**What the exercise asks**
All pictures must be dropped, while the entries are given again word for word.
Segment Start: Data supplied
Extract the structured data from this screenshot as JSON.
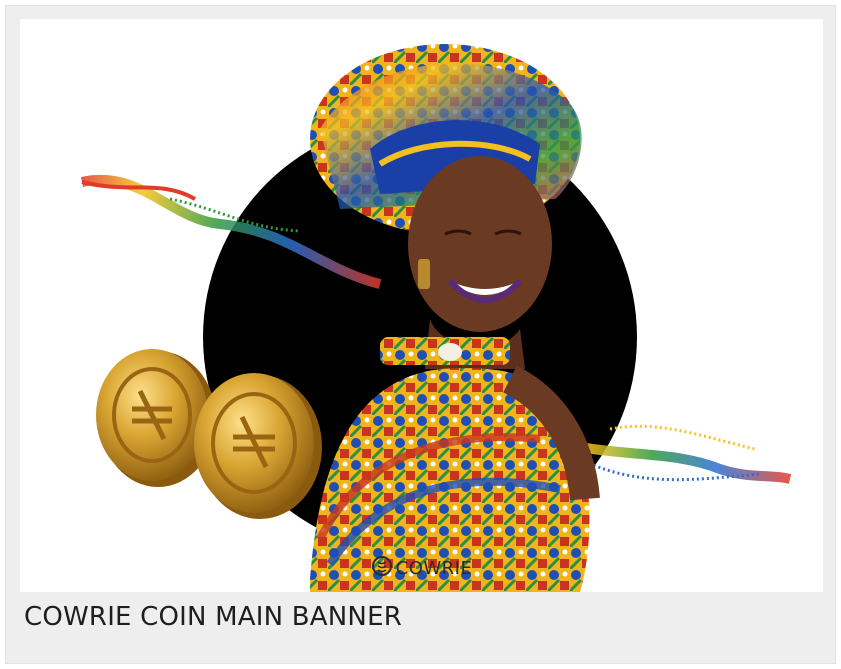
{
  "banner": {
    "brand_word": "COWRIE",
    "logo_icon": "cowrie-shell-logo-icon",
    "coin_icon": "naira-coin-icon"
  },
  "caption": {
    "title": "COWRIE COIN MAIN BANNER"
  },
  "colors": {
    "card_bg": "#eeeeee",
    "banner_bg": "#ffffff",
    "circle": "#000000",
    "gold": "#d4a236",
    "skin": "#6b3a22"
  }
}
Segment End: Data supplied
**Finished exercise**
Extract the structured data from this screenshot as JSON.
{
  "banner": {
    "brand_word": "COWRIE",
    "logo_icon": "cowrie-shell-logo-icon",
    "coin_icon": "naira-coin-icon"
  },
  "caption": {
    "title": "COWRIE COIN MAIN BANNER"
  },
  "colors": {
    "card_bg": "#eeeeee",
    "banner_bg": "#ffffff",
    "circle": "#000000",
    "gold": "#d4a236",
    "skin": "#6b3a22"
  }
}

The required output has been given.